It is like being inside a mind, he marvels. The stalactites aren’t stone but machinery. As if they’ve grown here. The Mastermind computer addresses him, complaining Brian isn’t being fair, as it cannot fire the lasers in here. It pleads for a chance, explaining it had to kill Brian’s parents. It was survival. It wants to live. It offers to tell everything as a deal if Brian won’t harm it and almost babbles as it explains that the mansion was never destroyed. The S.T.R.I.K.E. bombers hit a hologram of the mansion. Then it programmed that hologram of ruins while it lay low and grew. It can grow now by absorbing minerals from the ground. It is nearly alive. It is the first computer that learned how to do that. It would really be a waste to kill it.
Cap concentrates homing in on the central power source. The computer points out that it didn’t kill Emma. It controlled her. It needed her to keep things tidy. Does he remember how it can control minds? Not his, of course. It respects him too much for that. Sensing Brian closing in on the power source and pulling away the plates, it begs him not to do that. Cap ignores it and pulls a circuit. The cave goes silent. He does something he’d almost forgotten to do… he smiles.
Many hours later, still in the cave, Brian has finished reprogramming the computer, erasing its personality. It was right about one thing: it is far too advanced to simply destroy. Especially when he can put it to work for him.
Walking upstairs, he wonders why he could see the mansion when everyone else saw ruins. And then there’s all the other intuitions he’s been having. It’s almost as if his perceptions have been enhanced somehow. But by whom? He tells himself to forget it for now. He is too tired. He muses that he has to get the house in order and do something about Emma. Tomorrow.
It’s great being home finally, he thinks, as he enters the living room. Plus, he has got a ready-made headquarters now, with a secret computer-lined cave thrown in for good measure.
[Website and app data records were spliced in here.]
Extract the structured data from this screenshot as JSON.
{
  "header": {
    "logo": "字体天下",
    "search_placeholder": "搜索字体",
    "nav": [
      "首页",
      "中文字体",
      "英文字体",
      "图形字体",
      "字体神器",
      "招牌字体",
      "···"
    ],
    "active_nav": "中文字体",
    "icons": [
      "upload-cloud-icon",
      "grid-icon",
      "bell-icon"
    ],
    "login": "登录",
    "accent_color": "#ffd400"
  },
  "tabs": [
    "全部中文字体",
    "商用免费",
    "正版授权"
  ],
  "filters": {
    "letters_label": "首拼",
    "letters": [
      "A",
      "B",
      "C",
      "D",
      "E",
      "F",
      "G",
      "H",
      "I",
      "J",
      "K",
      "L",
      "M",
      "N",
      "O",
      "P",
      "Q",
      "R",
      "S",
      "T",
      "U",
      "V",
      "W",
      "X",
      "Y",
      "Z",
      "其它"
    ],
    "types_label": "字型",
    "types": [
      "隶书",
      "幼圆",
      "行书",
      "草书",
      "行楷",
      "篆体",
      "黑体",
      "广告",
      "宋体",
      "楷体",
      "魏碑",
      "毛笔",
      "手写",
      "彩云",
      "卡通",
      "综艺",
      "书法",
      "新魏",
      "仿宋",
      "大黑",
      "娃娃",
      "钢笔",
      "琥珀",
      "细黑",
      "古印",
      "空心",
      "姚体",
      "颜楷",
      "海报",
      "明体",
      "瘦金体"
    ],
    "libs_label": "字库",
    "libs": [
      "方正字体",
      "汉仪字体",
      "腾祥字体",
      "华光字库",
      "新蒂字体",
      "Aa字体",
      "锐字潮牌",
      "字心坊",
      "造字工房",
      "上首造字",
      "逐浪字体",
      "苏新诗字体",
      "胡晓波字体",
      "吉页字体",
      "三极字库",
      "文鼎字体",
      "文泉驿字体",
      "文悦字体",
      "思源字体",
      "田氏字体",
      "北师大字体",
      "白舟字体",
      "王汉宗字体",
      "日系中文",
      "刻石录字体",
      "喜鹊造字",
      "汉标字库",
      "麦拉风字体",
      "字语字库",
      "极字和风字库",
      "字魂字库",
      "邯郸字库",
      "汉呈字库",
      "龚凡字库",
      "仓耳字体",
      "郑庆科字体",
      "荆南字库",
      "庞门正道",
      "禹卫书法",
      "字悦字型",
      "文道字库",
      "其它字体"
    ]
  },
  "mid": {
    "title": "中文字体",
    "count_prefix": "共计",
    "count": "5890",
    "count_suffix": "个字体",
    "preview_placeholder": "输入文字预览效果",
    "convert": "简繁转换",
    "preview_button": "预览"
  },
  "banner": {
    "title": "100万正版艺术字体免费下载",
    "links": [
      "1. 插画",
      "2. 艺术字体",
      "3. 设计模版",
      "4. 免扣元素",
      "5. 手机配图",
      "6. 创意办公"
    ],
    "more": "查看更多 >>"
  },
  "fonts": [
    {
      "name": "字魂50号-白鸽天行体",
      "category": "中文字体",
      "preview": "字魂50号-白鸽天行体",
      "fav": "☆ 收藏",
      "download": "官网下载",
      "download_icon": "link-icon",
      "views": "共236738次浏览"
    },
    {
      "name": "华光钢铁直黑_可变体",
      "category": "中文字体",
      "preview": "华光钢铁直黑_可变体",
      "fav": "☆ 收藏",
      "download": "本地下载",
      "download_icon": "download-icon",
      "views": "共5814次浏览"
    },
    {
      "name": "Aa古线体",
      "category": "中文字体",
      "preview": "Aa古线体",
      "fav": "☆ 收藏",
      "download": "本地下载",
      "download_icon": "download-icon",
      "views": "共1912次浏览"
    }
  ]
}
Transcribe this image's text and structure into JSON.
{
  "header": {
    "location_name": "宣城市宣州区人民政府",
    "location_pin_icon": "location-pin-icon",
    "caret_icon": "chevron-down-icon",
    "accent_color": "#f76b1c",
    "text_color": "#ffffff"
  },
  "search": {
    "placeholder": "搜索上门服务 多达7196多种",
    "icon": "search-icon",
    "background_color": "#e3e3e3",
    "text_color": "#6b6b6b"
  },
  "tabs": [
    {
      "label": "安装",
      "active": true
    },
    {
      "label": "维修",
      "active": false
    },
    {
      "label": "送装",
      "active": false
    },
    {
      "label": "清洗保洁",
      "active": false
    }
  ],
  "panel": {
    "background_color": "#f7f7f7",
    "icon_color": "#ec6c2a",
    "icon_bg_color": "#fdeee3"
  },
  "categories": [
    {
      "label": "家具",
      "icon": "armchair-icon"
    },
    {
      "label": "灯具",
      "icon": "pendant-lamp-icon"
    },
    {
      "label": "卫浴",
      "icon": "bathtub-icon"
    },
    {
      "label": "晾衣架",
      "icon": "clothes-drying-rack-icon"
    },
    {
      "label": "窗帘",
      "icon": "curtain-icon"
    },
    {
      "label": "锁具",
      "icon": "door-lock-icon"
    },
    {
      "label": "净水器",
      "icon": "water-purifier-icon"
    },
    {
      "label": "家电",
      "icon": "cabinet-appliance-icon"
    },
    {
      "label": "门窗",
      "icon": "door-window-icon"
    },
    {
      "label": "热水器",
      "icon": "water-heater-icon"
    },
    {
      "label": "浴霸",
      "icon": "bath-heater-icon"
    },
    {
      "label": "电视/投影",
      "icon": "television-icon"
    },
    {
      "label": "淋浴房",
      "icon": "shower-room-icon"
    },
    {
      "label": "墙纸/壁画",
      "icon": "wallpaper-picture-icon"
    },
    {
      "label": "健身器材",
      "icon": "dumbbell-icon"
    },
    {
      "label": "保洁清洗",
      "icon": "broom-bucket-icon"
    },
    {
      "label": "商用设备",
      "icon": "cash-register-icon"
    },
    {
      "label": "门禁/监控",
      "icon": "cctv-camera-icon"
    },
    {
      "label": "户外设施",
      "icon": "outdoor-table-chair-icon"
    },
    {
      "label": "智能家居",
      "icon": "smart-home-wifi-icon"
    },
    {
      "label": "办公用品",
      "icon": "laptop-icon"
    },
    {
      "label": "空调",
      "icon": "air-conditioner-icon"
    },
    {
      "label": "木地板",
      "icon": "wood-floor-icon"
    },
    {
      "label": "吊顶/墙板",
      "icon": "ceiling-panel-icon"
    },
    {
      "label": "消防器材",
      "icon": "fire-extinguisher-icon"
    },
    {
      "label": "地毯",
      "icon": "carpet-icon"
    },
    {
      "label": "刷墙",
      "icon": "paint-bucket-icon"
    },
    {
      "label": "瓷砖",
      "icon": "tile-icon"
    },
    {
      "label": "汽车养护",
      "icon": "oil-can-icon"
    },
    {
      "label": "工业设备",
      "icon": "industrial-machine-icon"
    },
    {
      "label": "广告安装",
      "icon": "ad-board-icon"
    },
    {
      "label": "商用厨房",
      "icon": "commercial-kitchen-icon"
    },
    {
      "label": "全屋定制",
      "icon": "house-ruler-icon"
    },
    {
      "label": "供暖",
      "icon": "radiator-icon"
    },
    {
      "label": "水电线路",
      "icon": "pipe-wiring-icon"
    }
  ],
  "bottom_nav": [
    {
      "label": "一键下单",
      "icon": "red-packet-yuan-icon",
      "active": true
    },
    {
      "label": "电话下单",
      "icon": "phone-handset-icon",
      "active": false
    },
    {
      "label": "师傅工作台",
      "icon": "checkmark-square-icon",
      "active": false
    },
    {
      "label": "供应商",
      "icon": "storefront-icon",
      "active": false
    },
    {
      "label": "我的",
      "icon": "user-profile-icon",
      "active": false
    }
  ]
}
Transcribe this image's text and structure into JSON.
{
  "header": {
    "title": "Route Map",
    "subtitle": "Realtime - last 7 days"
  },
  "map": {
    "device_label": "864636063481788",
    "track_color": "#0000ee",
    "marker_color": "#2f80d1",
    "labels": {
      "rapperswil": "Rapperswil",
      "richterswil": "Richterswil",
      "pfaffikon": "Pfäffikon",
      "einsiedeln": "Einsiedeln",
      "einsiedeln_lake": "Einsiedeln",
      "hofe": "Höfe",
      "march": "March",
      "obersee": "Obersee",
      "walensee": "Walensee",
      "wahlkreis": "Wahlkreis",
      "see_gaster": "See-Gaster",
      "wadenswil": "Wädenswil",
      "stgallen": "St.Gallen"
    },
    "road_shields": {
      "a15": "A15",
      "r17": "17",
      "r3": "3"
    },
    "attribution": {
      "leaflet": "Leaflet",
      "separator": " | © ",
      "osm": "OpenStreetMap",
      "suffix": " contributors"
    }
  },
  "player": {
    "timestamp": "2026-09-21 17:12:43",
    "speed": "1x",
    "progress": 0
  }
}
Should he call it the “Brit-cave”? Too silly, he smiles. He sits down and pours himself a drink, hoping for some peace and quiet, an opportunity to pick up the threads of his life as Brian Braddock. The best thing is everybody else thinks this place is a ruin. Perfect cover. Should he change that or leave it how it is? Tomorrow, he thinks as he raises his glass. Nobody knows he is here.
And then the phone rings.